Once hailed as "America's Pastime," baseball is now facing a significant decline in popularity. According to a study by the Aspen Institute, the number of children aged 13-17 who regularly played baseball dropped by 16.8% between 2019 and 2020. This trend is not limited to young players; viewership of Major League Baseball (MLB) has also been steadily declining since 1992, from 21.98 million viewers down to 7.51 million in 2022.
Reasons Behind the Decline
Several factors contribute to this downward trend. One major reason is the increasing competition from other sports. Younger generations seem to prefer faster-paced games like basketball or lacrosse, which offer more action and require less patience than baseball.
Moreover, the length of baseball games has increased over the years, with the average nine-inning game lasting three hours and 10 minutes in 2021, up from two hours and 33 minutes in 1960. This slow pace, coupled with a long season of 162 regular games, may deter potential fans who find the sport too time-consuming.
Another issue is the lack of recognizable stars in baseball. In an era where fans often root for players over teams, the absence of well-known figures in baseball could be detrimental. For instance, Mike Trout, arguably the best MLB player of the last 50 years, has only about two million followers on Instagram, far behind NFL star Odell Beckham Jr.'s 15 million and NBA great LeBron James' 100 million.
The Impact on Attendance and Revenue
Despite the declining popularity, baseball remains a profitable business. In 2022, the MLB regular season saw a total attendance of 64,566,636, generating substantial revenue. However, this figure represented a 5.9% drop compared to pre-COVID 2019, marking the ninth consecutive season of declining attendance.
Can Baseball Regain Its Popularity?

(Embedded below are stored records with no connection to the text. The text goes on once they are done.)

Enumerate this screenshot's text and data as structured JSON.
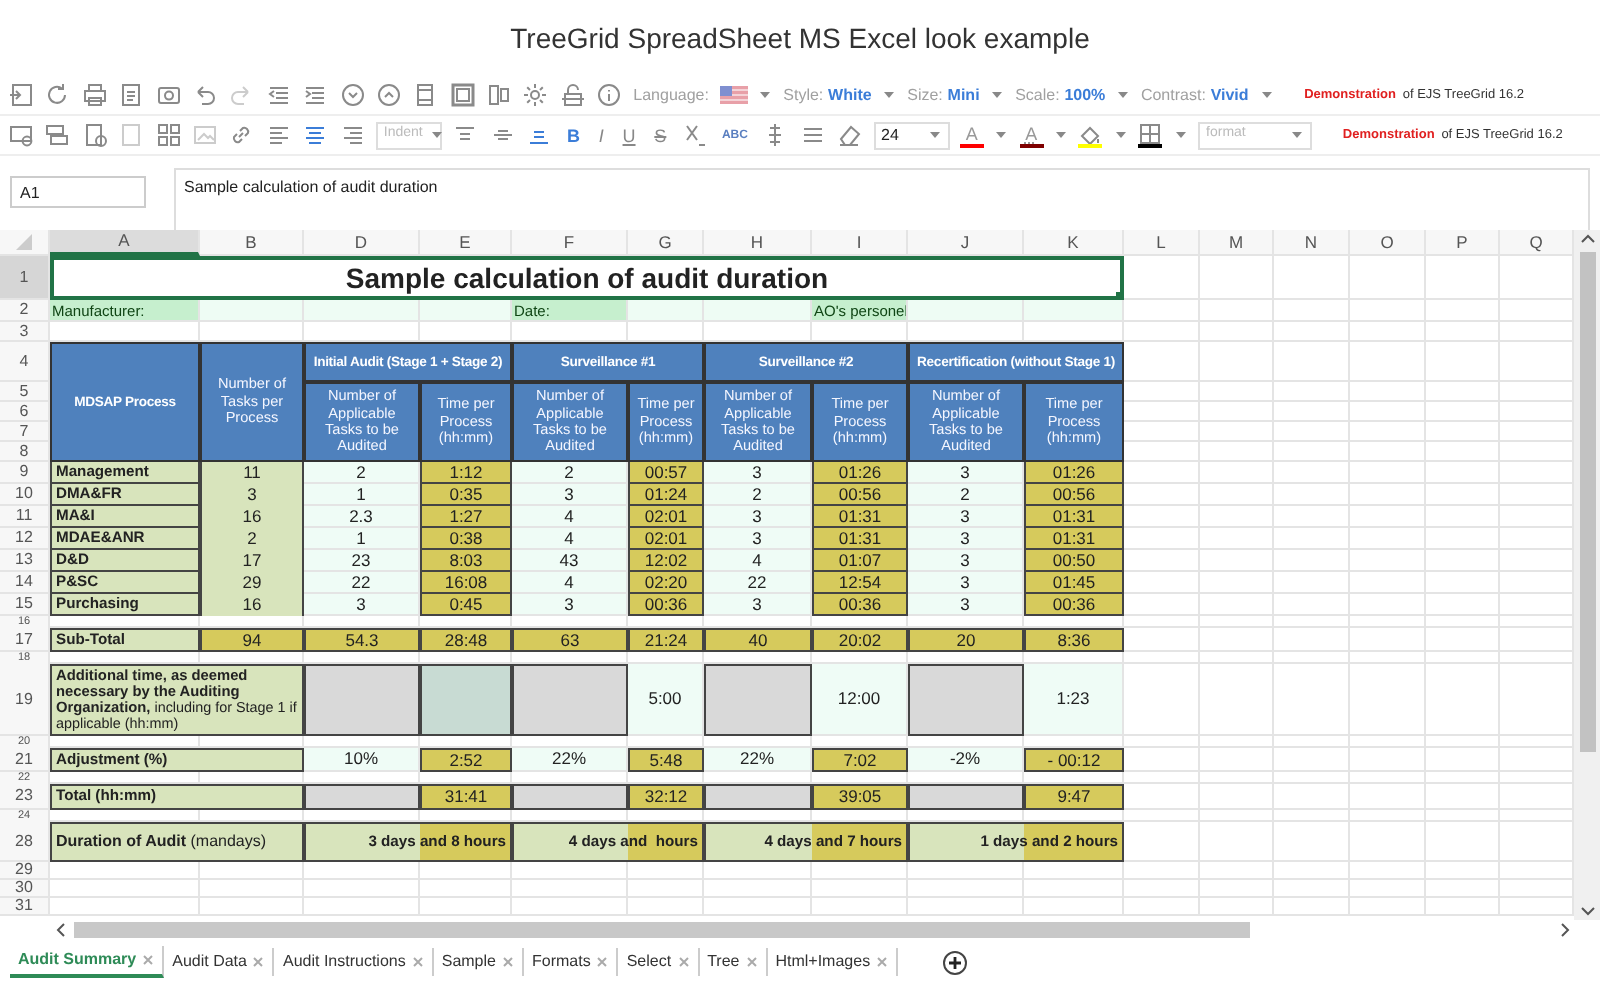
{
  "page_title": "TreeGrid SpreadSheet MS Excel look example",
  "toolbar": {
    "settings": [
      {
        "label": "Language:",
        "kind": "flag"
      },
      {
        "label": "Style:",
        "value": "White",
        "kind": "choice"
      },
      {
        "label": "Size:",
        "value": "Mini",
        "kind": "choice"
      },
      {
        "label": "Scale:",
        "value": "100%",
        "kind": "choice"
      },
      {
        "label": "Contrast:",
        "value": "Vivid",
        "kind": "choice"
      }
    ],
    "demo": {
      "label": "Demonstration",
      "text": "of EJS TreeGrid 16.2"
    }
  },
  "format_bar": {
    "indent_placeholder": "Indent",
    "text_buttons": [
      {
        "text": "B",
        "kind": "bold"
      },
      {
        "text": "I",
        "kind": "italic"
      },
      {
        "text": "U",
        "kind": "underline"
      },
      {
        "text": "S",
        "kind": "strike"
      }
    ],
    "spell": "ABC",
    "font_size": "24",
    "color_buttons": [
      {
        "kind": "text",
        "glyph": "A",
        "color": "#ff0000"
      },
      {
        "kind": "back",
        "glyph": "A",
        "color": "#7f0000"
      },
      {
        "kind": "fill",
        "color": "#ffff00"
      },
      {
        "kind": "border",
        "color": "#000000"
      }
    ],
    "format_placeholder": "format",
    "demo": {
      "label": "Demonstration",
      "text": "of EJS TreeGrid 16.2"
    }
  },
  "formula_bar": {
    "cell": "A1",
    "formula": "Sample calculation of audit duration"
  },
  "sheet": {
    "columns": [
      {
        "label": "A",
        "selected": true
      },
      {
        "label": "B",
        "selected": false
      },
      {
        "label": "D",
        "selected": false
      },
      {
        "label": "E",
        "selected": false
      },
      {
        "label": "F",
        "selected": false
      },
      {
        "label": "G",
        "selected": false
      },
      {
        "label": "H",
        "selected": false
      },
      {
        "label": "I",
        "selected": false
      },
      {
        "label": "J",
        "selected": false
      },
      {
        "label": "K",
        "selected": false
      },
      {
        "label": "L",
        "selected": false
      },
      {
        "label": "M",
        "selected": false
      },
      {
        "label": "N",
        "selected": false
      },
      {
        "label": "O",
        "selected": false
      },
      {
        "label": "P",
        "selected": false
      },
      {
        "label": "Q",
        "selected": false
      }
    ],
    "rows": [
      {
        "number": "1",
        "kind": "title",
        "selected": true,
        "cells": [
          {
            "text": "Sample calculation of audit duration",
            "kind": "title",
            "colspan": 10
          }
        ]
      },
      {
        "number": "2",
        "kind": "field",
        "selected": false,
        "cells": [
          {
            "text": "Manufacturer:",
            "kind": "label"
          },
          {
            "kind": "field"
          },
          {
            "kind": "field"
          },
          {
            "kind": "field"
          },
          {
            "text": "Date:",
            "kind": "label"
          },
          {
            "kind": "field"
          },
          {
            "kind": "field"
          },
          {
            "text": "AO's personel",
            "kind": "label"
          },
          {
            "kind": "field"
          },
          {
            "kind": "field"
          }
        ]
      },
      {
        "number": "3",
        "kind": "blank",
        "selected": false,
        "cells": []
      },
      {
        "number": "4",
        "kind": "band",
        "selected": false,
        "cells": [
          {
            "text": "MDSAP Process",
            "kind": "caption",
            "rowspan": 5
          },
          {
            "text": "Number of Tasks per Process",
            "kind": "head",
            "rowspan": 5
          },
          {
            "text": "Initial Audit (Stage 1 + Stage 2)",
            "kind": "caption",
            "colspan": 2
          },
          {
            "text": "Surveillance #1",
            "kind": "caption",
            "colspan": 2
          },
          {
            "text": "Surveillance #2",
            "kind": "caption",
            "colspan": 2
          },
          {
            "text": "Recertification (without Stage 1)",
            "kind": "caption",
            "colspan": 2
          }
        ]
      },
      {
        "number": "5",
        "kind": "head",
        "selected": false,
        "cells": [
          {
            "text": "Number of Applicable Tasks to be Audited",
            "kind": "head",
            "rowspan": 4
          },
          {
            "text": "Time per Process (hh:mm)",
            "kind": "head",
            "rowspan": 4
          },
          {
            "text": "Number of Applicable Tasks to be Audited",
            "kind": "head",
            "rowspan": 4
          },
          {
            "text": "Time per Process (hh:mm)",
            "kind": "head",
            "rowspan": 4
          },
          {
            "text": "Number of Applicable Tasks to be Audited",
            "kind": "head",
            "rowspan": 4
          },
          {
            "text": "Time per Process (hh:mm)",
            "kind": "head",
            "rowspan": 4
          },
          {
            "text": "Number of Applicable Tasks to be Audited",
            "kind": "head",
            "rowspan": 4
          },
          {
            "text": "Time per Process (hh:mm)",
            "kind": "head",
            "rowspan": 4
          }
        ]
      },
      {
        "number": "6",
        "kind": "head",
        "selected": false,
        "cells": []
      },
      {
        "number": "7",
        "kind": "head",
        "selected": false,
        "cells": []
      },
      {
        "number": "8",
        "kind": "head",
        "selected": false,
        "cells": []
      },
      {
        "number": "9",
        "kind": "data",
        "selected": false,
        "cells": [
          {
            "text": "Management",
            "kind": "process"
          },
          {
            "text": "11",
            "kind": "count"
          },
          {
            "text": "2",
            "kind": "mint"
          },
          {
            "text": "1:12",
            "kind": "gold"
          },
          {
            "text": "2",
            "kind": "mint"
          },
          {
            "text": "00:57",
            "kind": "gold"
          },
          {
            "text": "3",
            "kind": "mint"
          },
          {
            "text": "01:26",
            "kind": "gold"
          },
          {
            "text": "3",
            "kind": "mint"
          },
          {
            "text": "01:26",
            "kind": "gold"
          }
        ]
      },
      {
        "number": "10",
        "kind": "data",
        "selected": false,
        "cells": [
          {
            "text": "DMA&FR",
            "kind": "process"
          },
          {
            "text": "3",
            "kind": "count"
          },
          {
            "text": "1",
            "kind": "mint"
          },
          {
            "text": "0:35",
            "kind": "gold"
          },
          {
            "text": "3",
            "kind": "mint"
          },
          {
            "text": "01:24",
            "kind": "gold"
          },
          {
            "text": "2",
            "kind": "mint"
          },
          {
            "text": "00:56",
            "kind": "gold"
          },
          {
            "text": "2",
            "kind": "mint"
          },
          {
            "text": "00:56",
            "kind": "gold"
          }
        ]
      },
      {
        "number": "11",
        "kind": "data",
        "selected": false,
        "cells": [
          {
            "text": "MA&I",
            "kind": "process"
          },
          {
            "text": "16",
            "kind": "count"
          },
          {
            "text": "2.3",
            "kind": "mint"
          },
          {
            "text": "1:27",
            "kind": "gold"
          },
          {
            "text": "4",
            "kind": "mint"
          },
          {
            "text": "02:01",
            "kind": "gold"
          },
          {
            "text": "3",
            "kind": "mint"
          },
          {
            "text": "01:31",
            "kind": "gold"
          },
          {
            "text": "3",
            "kind": "mint"
          },
          {
            "text": "01:31",
            "kind": "gold"
          }
        ]
      },
      {
        "number": "12",
        "kind": "data",
        "selected": false,
        "cells": [
          {
            "text": "MDAE&ANR",
            "kind": "process"
          },
          {
            "text": "2",
            "kind": "count"
          },
          {
            "text": "1",
            "kind": "mint"
          },
          {
            "text": "0:38",
            "kind": "gold"
          },
          {
            "text": "4",
            "kind": "mint"
          },
          {
            "text": "02:01",
            "kind": "gold"
          },
          {
            "text": "3",
            "kind": "mint"
          },
          {
            "text": "01:31",
            "kind": "gold"
          },
          {
            "text": "3",
            "kind": "mint"
          },
          {
            "text": "01:31",
            "kind": "gold"
          }
        ]
      },
      {
        "number": "13",
        "kind": "data",
        "selected": false,
        "cells": [
          {
            "text": "D&D",
            "kind": "process"
          },
          {
            "text": "17",
            "kind": "count"
          },
          {
            "text": "23",
            "kind": "mint"
          },
          {
            "text": "8:03",
            "kind": "gold"
          },
          {
            "text": "43",
            "kind": "mint"
          },
          {
            "text": "12:02",
            "kind": "gold"
          },
          {
            "text": "4",
            "kind": "mint"
          },
          {
            "text": "01:07",
            "kind": "gold"
          },
          {
            "text": "3",
            "kind": "mint"
          },
          {
            "text": "00:50",
            "kind": "gold"
          }
        ]
      },
      {
        "number": "14",
        "kind": "data",
        "selected": false,
        "cells": [
          {
            "text": "P&SC",
            "kind": "process"
          },
          {
            "text": "29",
            "kind": "count"
          },
          {
            "text": "22",
            "kind": "mint"
          },
          {
            "text": "16:08",
            "kind": "gold"
          },
          {
            "text": "4",
            "kind": "mint"
          },
          {
            "text": "02:20",
            "kind": "gold"
          },
          {
            "text": "22",
            "kind": "mint"
          },
          {
            "text": "12:54",
            "kind": "gold"
          },
          {
            "text": "3",
            "kind": "mint"
          },
          {
            "text": "01:45",
            "kind": "gold"
          }
        ]
      },
      {
        "number": "15",
        "kind": "data",
        "selected": false,
        "cells": [
          {
            "text": "Purchasing",
            "kind": "process"
          },
          {
            "text": "16",
            "kind": "count"
          },
          {
            "text": "3",
            "kind": "mint"
          },
          {
            "text": "0:45",
            "kind": "gold"
          },
          {
            "text": "3",
            "kind": "mint"
          },
          {
            "text": "00:36",
            "kind": "gold"
          },
          {
            "text": "3",
            "kind": "mint"
          },
          {
            "text": "00:36",
            "kind": "gold"
          },
          {
            "text": "3",
            "kind": "mint"
          },
          {
            "text": "00:36",
            "kind": "gold"
          }
        ]
      },
      {
        "number": "16",
        "kind": "gap",
        "selected": false,
        "cells": []
      },
      {
        "number": "17",
        "kind": "sum",
        "selected": false,
        "cells": [
          {
            "text": "Sub-Total",
            "kind": "process"
          },
          {
            "text": "94",
            "kind": "gold"
          },
          {
            "text": "54.3",
            "kind": "gold"
          },
          {
            "text": "28:48",
            "kind": "gold"
          },
          {
            "text": "63",
            "kind": "gold"
          },
          {
            "text": "21:24",
            "kind": "gold"
          },
          {
            "text": "40",
            "kind": "gold"
          },
          {
            "text": "20:02",
            "kind": "gold"
          },
          {
            "text": "20",
            "kind": "gold"
          },
          {
            "text": "8:36",
            "kind": "gold"
          }
        ]
      },
      {
        "number": "18",
        "kind": "gap",
        "selected": false,
        "cells": []
      },
      {
        "number": "19",
        "kind": "note",
        "selected": false,
        "cells": [
          {
            "text": "**Additional time, as deemed necessary by the Auditing Organization,** including for Stage 1 if applicable (hh:mm)",
            "kind": "note",
            "colspan": 2
          },
          {
            "kind": "gray"
          },
          {
            "kind": "ashen"
          },
          {
            "kind": "gray"
          },
          {
            "text": "5:00",
            "kind": "mint"
          },
          {
            "kind": "gray"
          },
          {
            "text": "12:00",
            "kind": "mint"
          },
          {
            "kind": "gray"
          },
          {
            "text": "1:23",
            "kind": "mint"
          }
        ]
      },
      {
        "number": "20",
        "kind": "gap",
        "selected": false,
        "cells": []
      },
      {
        "number": "21",
        "kind": "sum",
        "selected": false,
        "cells": [
          {
            "text": "Adjustment (%)",
            "kind": "process",
            "colspan": 2
          },
          {
            "text": "10%",
            "kind": "mint"
          },
          {
            "text": "2:52",
            "kind": "gold"
          },
          {
            "text": "22%",
            "kind": "mint"
          },
          {
            "text": "5:48",
            "kind": "gold"
          },
          {
            "text": "22%",
            "kind": "mint"
          },
          {
            "text": "7:02",
            "kind": "gold"
          },
          {
            "text": "-2%",
            "kind": "mint"
          },
          {
            "text": "- 00:12",
            "kind": "gold"
          }
        ]
      },
      {
        "number": "22",
        "kind": "gap",
        "selected": false,
        "cells": []
      },
      {
        "number": "23",
        "kind": "total",
        "selected": false,
        "cells": [
          {
            "text": "Total (hh:mm)",
            "kind": "process",
            "colspan": 2
          },
          {
            "kind": "gray"
          },
          {
            "text": "31:41",
            "kind": "gold"
          },
          {
            "kind": "gray"
          },
          {
            "text": "32:12",
            "kind": "gold"
          },
          {
            "kind": "gray"
          },
          {
            "text": "39:05",
            "kind": "gold"
          },
          {
            "kind": "gray"
          },
          {
            "text": "9:47",
            "kind": "gold"
          }
        ]
      },
      {
        "number": "24",
        "kind": "gap",
        "selected": false,
        "cells": []
      },
      {
        "number": "28",
        "kind": "duration",
        "selected": false,
        "cells": [
          {
            "text": "**Duration of Audit** (mandays)",
            "kind": "heading",
            "colspan": 2
          },
          {
            "text": "3 days and 8 hours",
            "kind": "split",
            "colspan": 2
          },
          {
            "text": "4 days and  hours",
            "kind": "split",
            "colspan": 2
          },
          {
            "text": "4 days and 7 hours",
            "kind": "split",
            "colspan": 2
          },
          {
            "text": "1 days and 2 hours",
            "kind": "split",
            "colspan": 2
          }
        ]
      },
      {
        "number": "29",
        "kind": "empty",
        "selected": false,
        "cells": []
      },
      {
        "number": "30",
        "kind": "empty",
        "selected": false,
        "cells": []
      },
      {
        "number": "31",
        "kind": "empty",
        "selected": false,
        "cells": []
      }
    ]
  },
  "tabs": [
    {
      "label": "Audit Summary",
      "selected": true
    },
    {
      "label": "Audit Data",
      "selected": false
    },
    {
      "label": "Audit Instructions",
      "selected": false
    },
    {
      "label": "Sample",
      "selected": false
    },
    {
      "label": "Formats",
      "selected": false
    },
    {
      "label": "Select",
      "selected": false
    },
    {
      "label": "Tree",
      "selected": false
    },
    {
      "label": "Html+Images",
      "selected": false
    }
  ]
}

The future of baseball may seem uncertain, but it's not all doom and gloom. There are several proposed solutions to make baseball more appealing again. These include enforcing a time limit for pitchers, limiting the number of times a pitcher can "step off" or attempt a pick-off between pitches, and removing the human element from calling balls and strikes.

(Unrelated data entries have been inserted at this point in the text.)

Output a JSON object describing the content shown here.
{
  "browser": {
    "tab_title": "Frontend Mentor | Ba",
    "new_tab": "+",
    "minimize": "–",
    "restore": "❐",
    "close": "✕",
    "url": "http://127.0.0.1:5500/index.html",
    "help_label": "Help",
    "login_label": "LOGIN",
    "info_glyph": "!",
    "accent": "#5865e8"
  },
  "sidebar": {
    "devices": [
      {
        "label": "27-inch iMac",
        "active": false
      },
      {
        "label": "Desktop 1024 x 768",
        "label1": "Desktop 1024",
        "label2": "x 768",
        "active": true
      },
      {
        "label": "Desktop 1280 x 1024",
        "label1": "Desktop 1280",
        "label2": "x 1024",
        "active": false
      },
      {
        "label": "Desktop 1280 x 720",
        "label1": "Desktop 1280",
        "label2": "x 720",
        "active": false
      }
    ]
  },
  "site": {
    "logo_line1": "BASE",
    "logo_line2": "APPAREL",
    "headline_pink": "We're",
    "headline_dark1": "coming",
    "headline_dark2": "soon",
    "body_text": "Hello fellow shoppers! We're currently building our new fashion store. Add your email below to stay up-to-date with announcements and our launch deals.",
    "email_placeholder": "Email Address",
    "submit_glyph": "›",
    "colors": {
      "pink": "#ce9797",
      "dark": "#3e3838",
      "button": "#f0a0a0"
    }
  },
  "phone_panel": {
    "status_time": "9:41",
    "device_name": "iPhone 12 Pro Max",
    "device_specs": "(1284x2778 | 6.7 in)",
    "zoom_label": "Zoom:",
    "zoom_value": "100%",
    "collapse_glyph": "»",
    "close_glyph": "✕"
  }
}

Moreover, marketing the true superstars of the game, fueling individual rivalries, and tapping into popular culture could help boost baseball's appeal, especially among younger audiences.
While baseball may no longer hold the title of "America's Game," it is far from dying. The sport faces challenges, but with the right strategies and adaptations, it can regain its former glory. After all, baseball has weathered numerous changes since its inception in 1876 and has always found a way to bring people together. With some innovation and adaptation, there's no reason why it can't continue to do so.